dsc_3642Festivity: Celebrations of the season with illuminations, music and food.

dsc_1701-1Colours of the Night: Luminosity and hues of Kyoto’s autumn night.

dsc_2217Zen Gardens: Moments of redemption from the bustling noises of daily life.

dsc_3324Buddhist Architecture: Ancient timber structures revealing a millennium of architectural heritage and cultural preservation.

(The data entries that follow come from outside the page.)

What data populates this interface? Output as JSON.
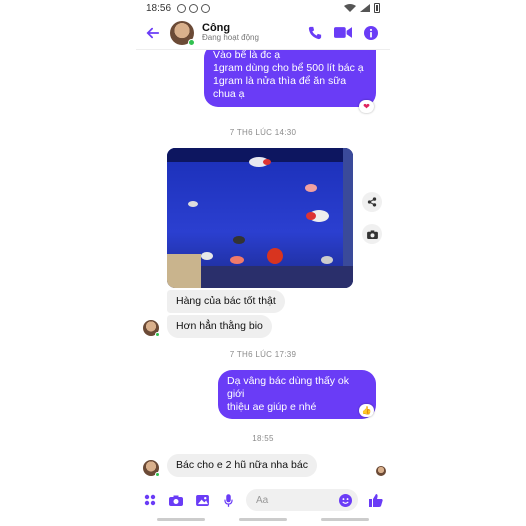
{
  "status": {
    "time": "18:56"
  },
  "header": {
    "name": "Công",
    "presence": "Đang hoạt động"
  },
  "messages": {
    "out1_lines": [
      "Vào bể là đc ạ",
      "1gram dùng cho bể 500 lít bác ạ",
      "1gram là nửa thìa để ăn sữa",
      "chua ạ"
    ],
    "out1_reaction": "❤",
    "ts1": "7 TH6 LÚC 14:30",
    "in1": "Hàng của bác tốt thật",
    "in2": "Hơn hẳn thằng bio",
    "ts2": "7 TH6 LÚC 17:39",
    "out2_lines": [
      "Dạ vâng bác dùng thấy ok giới",
      "thiệu ae giúp e nhé"
    ],
    "out2_reaction": "👍",
    "ts3": "18:55",
    "in3": "Bác cho e 2 hũ nữa nha bác"
  },
  "composer": {
    "placeholder": "Aa"
  },
  "colors": {
    "accent": "#6a3cf6",
    "bubble_in": "#efefef",
    "online": "#31c150"
  },
  "icons": [
    "back-arrow-icon",
    "phone-icon",
    "video-icon",
    "info-icon",
    "share-icon",
    "camera-icon",
    "apps-icon",
    "gallery-icon",
    "mic-icon",
    "emoji-icon",
    "like-icon"
  ]
}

dsc_1296Eternal Beauty: Enthralled by the eternal beauty of the thousand-year ancient capital.

dsc_2404Tranquil Morning Strolls: Placid old neighborhoods at the first light of the day.

img_9251Sincere Cuisine: Unpretentious regional sake and cuisines with fresh local ingredients.

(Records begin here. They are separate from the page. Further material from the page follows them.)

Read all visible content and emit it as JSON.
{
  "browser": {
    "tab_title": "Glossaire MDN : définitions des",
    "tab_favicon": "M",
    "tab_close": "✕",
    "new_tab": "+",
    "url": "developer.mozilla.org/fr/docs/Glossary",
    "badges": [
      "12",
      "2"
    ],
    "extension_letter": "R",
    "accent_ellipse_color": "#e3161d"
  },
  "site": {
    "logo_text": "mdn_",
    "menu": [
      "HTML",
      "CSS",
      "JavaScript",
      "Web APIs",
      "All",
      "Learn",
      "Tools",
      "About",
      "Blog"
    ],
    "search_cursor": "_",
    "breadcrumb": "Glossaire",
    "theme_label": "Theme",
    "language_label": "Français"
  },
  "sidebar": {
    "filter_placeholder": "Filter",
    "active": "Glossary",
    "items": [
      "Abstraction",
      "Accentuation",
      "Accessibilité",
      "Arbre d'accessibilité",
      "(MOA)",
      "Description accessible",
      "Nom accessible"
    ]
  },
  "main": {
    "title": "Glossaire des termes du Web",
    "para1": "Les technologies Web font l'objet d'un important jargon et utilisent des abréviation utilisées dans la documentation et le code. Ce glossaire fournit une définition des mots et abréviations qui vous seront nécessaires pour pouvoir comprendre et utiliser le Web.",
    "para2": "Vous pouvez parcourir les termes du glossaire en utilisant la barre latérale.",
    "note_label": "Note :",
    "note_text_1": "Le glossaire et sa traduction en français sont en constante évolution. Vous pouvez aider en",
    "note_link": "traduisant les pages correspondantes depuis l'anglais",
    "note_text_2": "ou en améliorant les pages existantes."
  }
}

dsc_2892Contemporary Design: Architecture, industrial designs and handcrafts that celebrate the spirit of the present.

dsc_4022Mystical World of Spirits and Nature: Entering the spiritual woods and legendary mountains of Shintoism.

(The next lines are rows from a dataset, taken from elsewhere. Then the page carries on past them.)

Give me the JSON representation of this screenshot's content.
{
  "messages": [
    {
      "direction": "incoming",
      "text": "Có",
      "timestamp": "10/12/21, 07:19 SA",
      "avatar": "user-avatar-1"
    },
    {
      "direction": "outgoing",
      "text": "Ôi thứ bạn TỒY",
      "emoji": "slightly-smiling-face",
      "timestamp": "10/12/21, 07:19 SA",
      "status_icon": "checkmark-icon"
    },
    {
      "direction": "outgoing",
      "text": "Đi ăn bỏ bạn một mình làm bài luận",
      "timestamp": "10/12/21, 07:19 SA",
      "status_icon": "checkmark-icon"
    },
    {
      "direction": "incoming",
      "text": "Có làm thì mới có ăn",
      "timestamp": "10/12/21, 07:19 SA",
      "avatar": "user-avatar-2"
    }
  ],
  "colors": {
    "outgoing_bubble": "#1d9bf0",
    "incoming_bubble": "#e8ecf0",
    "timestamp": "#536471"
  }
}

***

Our posts on 2016 Kyoto and Nara:
OUR FIRST KYOTO STORY, Japan
DAY 1: ARRIVAL AT HIGASHIYAMA (東山), Kyoto (京都), Japan
DAY 1: RYOANJI TEMPLE (龍安寺), Kyoto (京都), Japan
DAY 1: NINNAJI TEMPLE (仁和寺), Kyoto (京都), Japan
DAY 1: KINKAKUJI TEMPLE (金閣寺), Kyoto (京都), Japan
DAY 1: KITANO TENMANGU SHRINE (北野天満宮), Kyoto (京都), Japan
DAY 1: NIGHT AT KIYOMIZU-DERA (清水寺), Kyoto (京都), Japan
DAY 2: MORNING STROLL IN SOUTHERN HIGASHIYAMA (東山), Kyoto (京都), Japan
DAY 2: KIYOMIZU DERA (清水寺), Kyoto (京都), Japan
DAY 2: KIYOMIZU DERA to KENNINJI, Kyoto (京都), Japan
DAY 2: ○△□ and Chouontei Garden and Ceiling of Twin Dragons, KENNINJI TEMPLE (建仁寺), Kyoto (京都), Japan
DAY 2: SFERA BUILDING (スフェラ・ビル), SHIRKAWA GION (祇園白川), KAMO RIVER (鴨川) & DOWNTOWN, Kyoto (京都), Japan
DAY 2: YAKITORI HITOMI (炭焼創彩鳥家 人見), Kyoto (京都), Japan
DAY 3: MORNING IN NORTHERN HIGASHIYAMA (北東山), Kyoto (京都), Japan
DAY 3: NANZENJI (南禅寺), Kyoto (京都), Japan
DAY 3: PHILOSOPHER’S PATH (哲学の道), Kyoto (京都), Japan
DAY 3: HONENIN (法然院), Kyoto (京都), Japan
DAY 3: GINKAKUJI (銀閣寺), Kyoto (京都), Japan
DAY 3: CRAB AND SAKE, Kyoto, Japan
DAY 4: HORYUJI (法隆寺), Nara (奈良), Japan
DAY 4: TODAIJI TEMPLE (東大寺), Nara (奈良), Japan
DAY 4: KASUGA TAISHA (春日大社), Nara (奈良), Japan
DAY 4: KOFUKUJI (興福寺), Nara (奈良), Japan
DAY 4: NAKAGAWA MASASHICHI SHOTEN (中川政七商店 遊中川), Nara (奈良), Japan
DAY 4: RAMEN & CHRISTMAS LIGHTS, Kyoto (京都), Japan
DAY 5: FUSHIMI INARI SHRINE (伏見稲荷大社) Part 1, Kyoto (京都), Japan
DAY 5: FUSHIMI INARI SHRINE (伏見稲荷大社) Part 2, Kyoto, Japan
DAY 5: FAREWELL KYOTO, Kyoto, Japan